The resolution passed the House 96-0 and cleared the 40-member Senate on a unanimous voice vote.

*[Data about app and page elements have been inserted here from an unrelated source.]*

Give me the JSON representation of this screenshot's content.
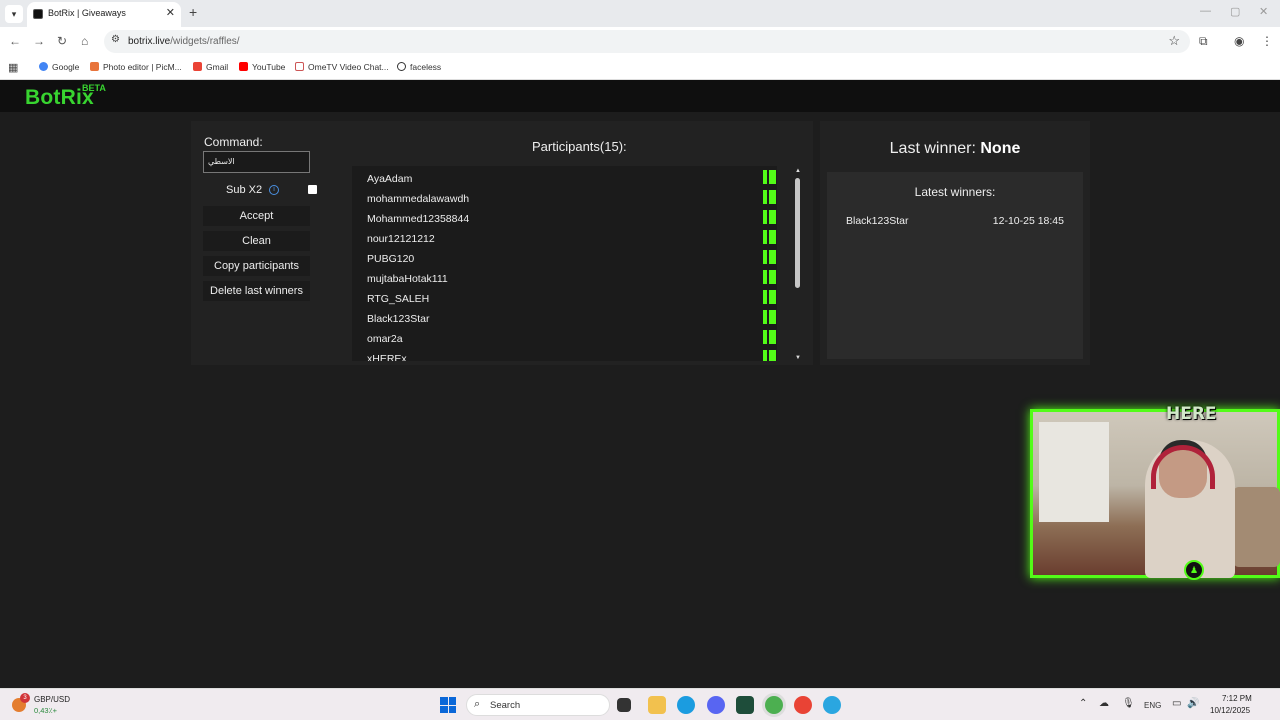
{
  "browser": {
    "tab_title": "BotRix | Giveaways",
    "url_domain": "botrix.live",
    "url_path": "/widgets/raffles/",
    "bookmarks": [
      "Google",
      "Photo editor | PicM...",
      "Gmail",
      "YouTube",
      "OmeTV Video Chat...",
      "faceless"
    ]
  },
  "site": {
    "logo": "BotRix",
    "beta": "BETA"
  },
  "controls": {
    "command_label": "Command:",
    "command_value": "الاسطي",
    "sub_label": "Sub X2",
    "accept": "Accept",
    "clean": "Clean",
    "copy": "Copy participants",
    "delete": "Delete last winners"
  },
  "participants": {
    "title": "Participants(15):",
    "list": [
      "AyaAdam",
      "mohammedalawawdh",
      "Mohammed12358844",
      "nour12121212",
      "PUBG120",
      "mujtabaHotak111",
      "RTG_SALEH",
      "Black123Star",
      "omar2a",
      "xHEREx"
    ]
  },
  "winners": {
    "last_label": "Last winner:",
    "last_value": "None",
    "latest_title": "Latest winners:",
    "entries": [
      {
        "name": "Black123Star",
        "date": "12-10-25 18:45"
      }
    ]
  },
  "overlay": {
    "here_text": "HERE"
  },
  "taskbar": {
    "ticker_name": "GBP/USD",
    "ticker_value": "0,43٪+",
    "weather_badge": "3",
    "search_placeholder": "Search",
    "lang": "ENG",
    "time": "7:12 PM",
    "date": "10/12/2025"
  },
  "colors": {
    "brand_green": "#38d430",
    "kick_green": "#53fc18",
    "panel_bg": "#222222"
  }
}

It does not require Governor Timothy M. Kaine's approval.

 

The measure also expressed regret for "the exploitation of Native Americans."

 

The resolution was introduced as Virginia begins its celebration of the 400th anniversary of Jamestown, where the first Africans arrived in 1619.

 

Richmond also became another point of arrival for Africans and a slave-trade hub.

 

Legacy

 

The resolution says government-sanctioned slavery "ranks as the most horrendous of all depredations of human rights and violations of our founding ideals in our nation's history, and the abolition of slavery was followed by systematic discrimination, enforced segregation, and other insidious institutions and practices toward Americans of African descent that were rooted in racism, racial bias, and racial misunderstanding."

 

In Virginia, black voter turnout was suppressed with a poll tax and literacy tests before those practices were struck down by federal courts, and state leaders responded to federally ordered school desegregation with a "Massive Resistance" movement in the 1950s and early '60s. Some communities created exclusive whites-only schools.

 

Virginia was the first state to elect L. Douglas Wilder, a black governor, in 1989, and the Legislature took a step toward atoning for Massive Resistance in 2004 by creating a scholarship fund for blacks whose schools were shut down between 1954 and 1964.